"Alas, my soul!" said the dragon, "my talisman is guarded in a place whither it is impossible ever to come. It is in a large palace in a neighbouring realm, and though one may venture thither for it, no one has ever been able to get back again."
The prince needed no more, that was quite good enough for him. He took his bridle, went with it to the sea-shore, and summoned his golden-maned steed. "What dost thou command me, little Sultan?" said the steed. "I desire thee to convey me to the neighbouring realm, to the palace of the talisman of the dragon Champalak," cried the youth - and in no more time than it takes to wink an eye, the palace stood before him.

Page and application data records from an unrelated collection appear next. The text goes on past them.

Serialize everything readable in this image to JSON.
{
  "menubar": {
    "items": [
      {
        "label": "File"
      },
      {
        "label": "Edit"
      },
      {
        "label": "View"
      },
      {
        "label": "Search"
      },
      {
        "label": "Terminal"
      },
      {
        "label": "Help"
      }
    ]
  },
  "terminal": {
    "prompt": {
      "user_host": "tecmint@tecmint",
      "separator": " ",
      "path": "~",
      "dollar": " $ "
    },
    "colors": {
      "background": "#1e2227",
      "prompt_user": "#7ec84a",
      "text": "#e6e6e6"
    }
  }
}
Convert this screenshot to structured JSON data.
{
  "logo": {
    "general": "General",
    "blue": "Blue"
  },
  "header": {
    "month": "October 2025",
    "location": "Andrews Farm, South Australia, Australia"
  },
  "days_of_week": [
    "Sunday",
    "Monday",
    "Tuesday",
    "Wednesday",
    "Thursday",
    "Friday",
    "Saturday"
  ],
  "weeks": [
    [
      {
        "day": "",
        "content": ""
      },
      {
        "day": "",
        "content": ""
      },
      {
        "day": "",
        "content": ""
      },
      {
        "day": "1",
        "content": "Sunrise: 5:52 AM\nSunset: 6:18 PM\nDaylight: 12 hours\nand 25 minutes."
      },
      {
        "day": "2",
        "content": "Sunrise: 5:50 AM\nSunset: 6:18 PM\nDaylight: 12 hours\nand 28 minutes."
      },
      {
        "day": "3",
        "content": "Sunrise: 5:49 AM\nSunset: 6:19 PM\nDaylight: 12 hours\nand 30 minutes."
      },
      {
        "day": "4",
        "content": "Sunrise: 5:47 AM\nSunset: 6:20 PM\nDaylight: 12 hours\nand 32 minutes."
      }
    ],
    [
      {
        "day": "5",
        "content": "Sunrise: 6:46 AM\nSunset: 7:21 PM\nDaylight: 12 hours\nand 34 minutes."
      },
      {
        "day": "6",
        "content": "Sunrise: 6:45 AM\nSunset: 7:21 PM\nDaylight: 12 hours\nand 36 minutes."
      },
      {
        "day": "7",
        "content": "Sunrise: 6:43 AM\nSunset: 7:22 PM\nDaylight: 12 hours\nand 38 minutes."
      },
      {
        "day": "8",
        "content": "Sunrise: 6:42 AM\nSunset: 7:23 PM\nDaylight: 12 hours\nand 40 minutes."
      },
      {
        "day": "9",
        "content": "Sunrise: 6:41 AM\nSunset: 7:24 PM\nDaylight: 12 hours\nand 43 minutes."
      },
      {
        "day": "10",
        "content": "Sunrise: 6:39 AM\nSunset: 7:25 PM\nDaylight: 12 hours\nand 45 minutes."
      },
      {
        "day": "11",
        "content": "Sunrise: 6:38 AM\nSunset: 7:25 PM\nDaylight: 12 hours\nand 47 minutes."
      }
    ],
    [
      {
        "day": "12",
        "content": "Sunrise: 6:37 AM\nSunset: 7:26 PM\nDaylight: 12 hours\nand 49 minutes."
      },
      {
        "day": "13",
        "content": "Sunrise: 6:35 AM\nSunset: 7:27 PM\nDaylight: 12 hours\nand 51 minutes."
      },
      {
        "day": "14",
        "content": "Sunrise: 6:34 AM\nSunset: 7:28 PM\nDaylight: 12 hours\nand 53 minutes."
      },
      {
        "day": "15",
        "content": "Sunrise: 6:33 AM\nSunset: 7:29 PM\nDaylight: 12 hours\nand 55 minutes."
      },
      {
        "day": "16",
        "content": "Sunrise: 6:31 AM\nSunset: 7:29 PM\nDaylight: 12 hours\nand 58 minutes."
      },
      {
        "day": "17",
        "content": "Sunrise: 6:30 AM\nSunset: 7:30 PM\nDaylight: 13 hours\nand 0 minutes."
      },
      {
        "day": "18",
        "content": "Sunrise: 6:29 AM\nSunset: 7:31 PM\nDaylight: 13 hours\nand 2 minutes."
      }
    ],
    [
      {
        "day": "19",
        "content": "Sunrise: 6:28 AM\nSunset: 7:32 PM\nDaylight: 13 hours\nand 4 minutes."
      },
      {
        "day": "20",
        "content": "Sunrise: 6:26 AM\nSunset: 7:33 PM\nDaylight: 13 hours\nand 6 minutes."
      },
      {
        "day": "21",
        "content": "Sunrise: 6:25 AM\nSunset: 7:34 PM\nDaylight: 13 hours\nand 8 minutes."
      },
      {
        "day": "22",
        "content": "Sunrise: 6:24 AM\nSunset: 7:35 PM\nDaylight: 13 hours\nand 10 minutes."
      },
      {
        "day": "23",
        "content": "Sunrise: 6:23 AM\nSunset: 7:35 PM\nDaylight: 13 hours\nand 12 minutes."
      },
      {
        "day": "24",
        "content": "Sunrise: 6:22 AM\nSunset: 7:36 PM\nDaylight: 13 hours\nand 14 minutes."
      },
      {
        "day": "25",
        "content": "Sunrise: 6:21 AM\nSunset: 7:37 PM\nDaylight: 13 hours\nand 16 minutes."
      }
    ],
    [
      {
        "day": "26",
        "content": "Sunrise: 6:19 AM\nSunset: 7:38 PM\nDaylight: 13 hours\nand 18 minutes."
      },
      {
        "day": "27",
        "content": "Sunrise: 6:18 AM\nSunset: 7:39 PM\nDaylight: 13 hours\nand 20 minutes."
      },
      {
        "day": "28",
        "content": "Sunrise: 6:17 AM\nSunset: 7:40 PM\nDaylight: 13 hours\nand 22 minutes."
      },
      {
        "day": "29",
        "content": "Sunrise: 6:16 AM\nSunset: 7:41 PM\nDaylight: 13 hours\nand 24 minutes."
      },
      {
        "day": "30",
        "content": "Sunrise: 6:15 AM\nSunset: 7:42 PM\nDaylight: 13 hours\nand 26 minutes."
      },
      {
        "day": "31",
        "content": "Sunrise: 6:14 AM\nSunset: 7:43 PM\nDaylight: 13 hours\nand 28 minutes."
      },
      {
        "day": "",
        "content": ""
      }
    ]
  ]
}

Then the steed said to the youth: "When we reach the palace thou wilt tie the bridle to two iron gates, and when I neigh once and strike my iron hoofs together, a door will open. In this open door thou wilt see a lion's throat, and if thou canst not kill that lion at one stroke, escape, or thou art a dead man." With that they went up to the palace, he tied the horse to the two iron gates by his bridle, and when he neighed the door flew open. The youth struck with all his might at the gaping throat of the lion in the doorway and split it right in two. Then he cut open the lion's belly, and drew out of it a little gold cage with three doves in it, so beautiful that the like of them is not to be found in the wide world. He took one of them and began softly stroking and caressing it, when all at once - pr-r-r-r! - away it flew out of his hand. The steed galloped swiftly after it, and if he had not caught it and wrung its neck it would have gone hard with the good youth.
Then he mounted his steed again, and in the twinkling of an eye he stood once more before Cham-palak's palace. In the gateway of the palace he killed the second dove, so that when the youth entered the dragon's room, there the monster lay quite helpless, and there was no more spirit in him at all. When he saw the dove in the youth's hand he implored him to let him stroke it for the last time before he died. The youth's heart felt for him, and he was just about to hand the bird to him when the princess rushed out, snatched the dove from his hand, and killed it, whereupon the dragon expired before their very eyes. "'Twas well for thee," said the steed, "that thou didst not give him the dove, for if he had got it, fresh life would have flowed into him." And with that the steed disappeared, bridle and all.
Then they got together the dragon's treasures, and went with them to the Empire of Chin-i-Machin. The Padishah was sick for grief at the loss of the damsel, and after searching for her in all parts of the kingdom in vain, was persuaded that she had fallen into the hands of the dragon. And lo! there she stood before him now, hand in hand with the King's son. Then there was such a marriage-feast in that city that it seemed as if there was no end to it. After the marriage they set out on their journey again, and travelled with a great escort of soldiers to the prince's father. There they had long held the King's son to be dead, and would not believe that it was he even now till he had told them the tale of the three seven-headed dragons and the forty damsels.
The fortieth damsel was waiting patiently for him there, and the prince said to his wife: "Behold now my second bride!" - "Thou didst save my life from the dragon," replied the Princess of Chin-i-Machin, "I therefore give her to thee, do as thou wilt with her!" So they made a marriage-feast for the second bride also, and they spent half their days in the Empire of the prince's father, and the other half in the Empire of Chin-i-Machin, and their lives flowed away in happiness.